Mr. Weinstein would wax rhapsodic about the power and precision of the Israeli military. This was, he explained, partly due to the unequalled devotion of our soldiers. In Israel, Mr. Weinstein said, everyone is a soldier and the soldiers are trained harder, smarter, and better than any other soldiers in the world. I remember one lesson where he claimed that Israeli fighter pilots were so vastly superior to the rest of the world’s that they had managed to drop pigs on holy Muslim sites, thereby accomplishing two aims: 1. Defiling the holy sites of Muslim infidels. 2. Striking fear into the hearts of our enemies. (I looked for evidence of this tactic online, but couldn’t find it. If any reader could verify or disprove, that would be much appreciated.)

In Mr. Weinstein’s narrative, the Israeli military was a small, plucky band of fighters surrounded by a vast army of Arab wolves. (He did not, to my memory, note any distinction between Israel’s hostile neighbors. Palestinian, Jordanian, Egyptian, and Lebanese people were all part of one enemy army.) Somehow, like the Maccabees, the Israelis managed not only to survive in this hostile desert, but would claim victory again and again.

All of this, of course, made me feel great. After learning that my people’s suffering made me special, I now learned that it made me strong. If, for thousands of years, we Jews were forced to play the victim, the creation of Israel allowed us to play the avenging angel.

For a young boy struggling through early adolescence, this narrative was intoxicating. Any sense of exclusion I felt in Christian society, I was right to feel it. My people had been excluded for thousands of years. Any anger I felt was righteous anger.

I went from middle school to high school, and then went off to college where, for the first time, I heard a new narrative. In this new narrative, Israel was not the plucky underdog, but the aggressor. The land had not been waiting for its rightful, Jewish owners, but had been stolen from the Palestinian people. The Israeli military had not achieved superiority through the mystical devotion of its soldiers, but through the largesse of the U.S. government.

I closed my ears. I shouted down my classmates and accused them of anti-semitism. I repeatedly invoked the violence of the Nazi Holocaust as some sort of suffering trump card that would silence my enemies.

And that is most certainly how I viewed anyone who dared criticize Israel: the enemy. Even though, unlike Mr. Weinstein, my professors and classmates cited copious amounts of evidence to support their narrative, I didn’t like how they made me feel. In fact, all their evidence just made me hate them even more. The identity to which I’d grown so attached had no basis in historical reality. They had taken it from me.

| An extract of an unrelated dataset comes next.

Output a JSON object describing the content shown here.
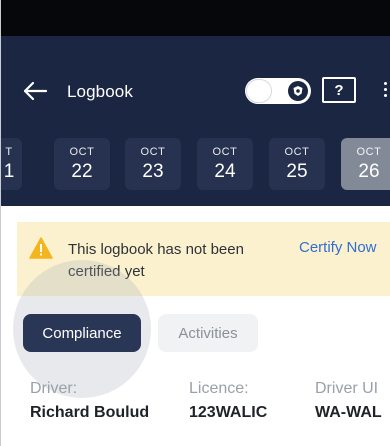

I’ve been thinking about Hebrew school a lot lately. I don’t know if Mr. Weinstein is still teaching. I’m sure, though, that at Hebrew schools all over New York, the U.S., and the world, young Jews are being trained, as I was, to view the world as a hostile place where outsiders are not to be trusted.

I’m sure that at this very moment, a teacher is explaining to a wide-eyed, lonely kid that murdering Palestinian children is a righteous act and that bombing hospitals is a fine example of the Israeli military’s tactical brilliance. I don’t know what it means to be a Jew when these atrocities are carried out by the Jewish state and I don’t think that it matters. We need to pressure the U.S. government to cut off all aid to Israel, we need to support the Boycott, Divestment, and Sanctions movement, and we need to end the occupation now.